The role the Bank of England (BoE) played in moving and selling gold looted by the Nazis has been revealed in a previously unpublished file.
A record from the bank’s archive shows it transferred £5.6m of gold from Czechoslovakia on behalf of Germany’s Reichsbank, following the Nazi invasion in 1939.
The gold was moved from the National Bank of Czechoslovakia’s account at the central Bank for International Settlements (BIS) to an account managed on behalf of the Reichsbank.
Some of the gold was later sold in London.
The 10-page document, published on the BoE’s website, was produced following the Second World War amid fears the bank’s position had “never been thoroughly appreciated” and that “their action at the time was widely misunderstood”.

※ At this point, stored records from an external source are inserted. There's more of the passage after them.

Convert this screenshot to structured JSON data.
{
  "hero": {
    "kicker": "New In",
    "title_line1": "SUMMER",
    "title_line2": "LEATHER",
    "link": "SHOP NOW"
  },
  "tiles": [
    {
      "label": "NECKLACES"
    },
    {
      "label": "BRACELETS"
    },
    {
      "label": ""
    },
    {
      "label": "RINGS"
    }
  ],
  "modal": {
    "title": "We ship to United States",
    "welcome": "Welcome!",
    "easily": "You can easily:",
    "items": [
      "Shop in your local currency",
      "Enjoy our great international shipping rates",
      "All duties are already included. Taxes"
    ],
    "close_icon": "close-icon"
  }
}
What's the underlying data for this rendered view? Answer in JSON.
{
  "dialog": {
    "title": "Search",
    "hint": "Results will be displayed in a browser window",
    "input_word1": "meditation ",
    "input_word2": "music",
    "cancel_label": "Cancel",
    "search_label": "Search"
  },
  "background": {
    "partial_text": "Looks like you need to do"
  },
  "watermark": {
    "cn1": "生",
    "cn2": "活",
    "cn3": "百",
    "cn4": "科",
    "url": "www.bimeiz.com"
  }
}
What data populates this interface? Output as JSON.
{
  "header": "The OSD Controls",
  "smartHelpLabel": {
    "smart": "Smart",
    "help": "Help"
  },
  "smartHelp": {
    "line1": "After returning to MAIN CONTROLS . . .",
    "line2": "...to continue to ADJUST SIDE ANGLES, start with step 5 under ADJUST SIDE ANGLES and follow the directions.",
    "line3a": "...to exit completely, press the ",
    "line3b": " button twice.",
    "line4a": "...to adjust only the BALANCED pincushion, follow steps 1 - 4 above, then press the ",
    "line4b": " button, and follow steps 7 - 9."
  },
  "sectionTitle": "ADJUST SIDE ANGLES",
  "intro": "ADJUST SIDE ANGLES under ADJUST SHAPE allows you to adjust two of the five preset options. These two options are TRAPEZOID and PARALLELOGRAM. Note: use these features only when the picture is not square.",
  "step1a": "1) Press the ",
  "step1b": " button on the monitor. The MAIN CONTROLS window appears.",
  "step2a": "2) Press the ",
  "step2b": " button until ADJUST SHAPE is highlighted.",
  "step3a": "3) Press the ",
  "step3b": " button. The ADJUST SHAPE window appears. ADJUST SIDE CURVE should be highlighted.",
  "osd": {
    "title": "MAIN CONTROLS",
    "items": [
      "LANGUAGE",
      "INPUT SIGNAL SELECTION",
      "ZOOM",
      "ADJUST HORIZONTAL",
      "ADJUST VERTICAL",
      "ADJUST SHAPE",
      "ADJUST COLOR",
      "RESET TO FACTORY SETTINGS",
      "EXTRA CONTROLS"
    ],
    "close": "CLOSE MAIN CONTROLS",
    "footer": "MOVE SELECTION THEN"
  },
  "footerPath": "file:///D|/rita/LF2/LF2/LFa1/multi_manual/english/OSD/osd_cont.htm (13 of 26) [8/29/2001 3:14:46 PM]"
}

It states: “On March 21, 1939, the Chief Cashier received the request to transfer about £5.6m gold from the BIS No.2 Account to their No.17 Account.
“The bank, although it was no business of theirs, was fairly sure that the No.2 Account was a Czech National Bank Account and they believed, although they were not sure at the time, that No.17 was a Reichsbank.
“The amount was transferred on the same day and a small further amount on March 22.
“Between March 21 and 31, the gold received on the No.17 Account was disposed of, (with) about £4m going to the National Bank of Belgium and the Nederlandsche Bank and the remainder being sold in London.”
The report also reveals the Governor of the Bank of England rejected a call from his French counterpart to prevent the transfer of Czech assets, believing such a move would be “wrong and dangerous for the future of the BIS”.
Patrick Jenkins, banking editor of the Financial Times, told Sky’s Jeff Randall: “There is some sense that this was being done without full disclosure to the UK Government.
“Clearly the UK Government was at the time on the brink of war and not keen to help the Nazis in any way politically or financially.
“It seems the Bank of England was undermining that position.”
The report shows the Government was powerless to prevent the BoE obeying any instructions received from the BIS without violating its obligations under international law.
It also states how, in May 1939, the governor of the BoE declined to tell the Chancellor whether it still held any of the Czech gold.
“The Governor … did not answer the question but pointed out that the bank held gold from time to time for the BIS and had no knowledge whether it was their own property or that of their customers,” the report says.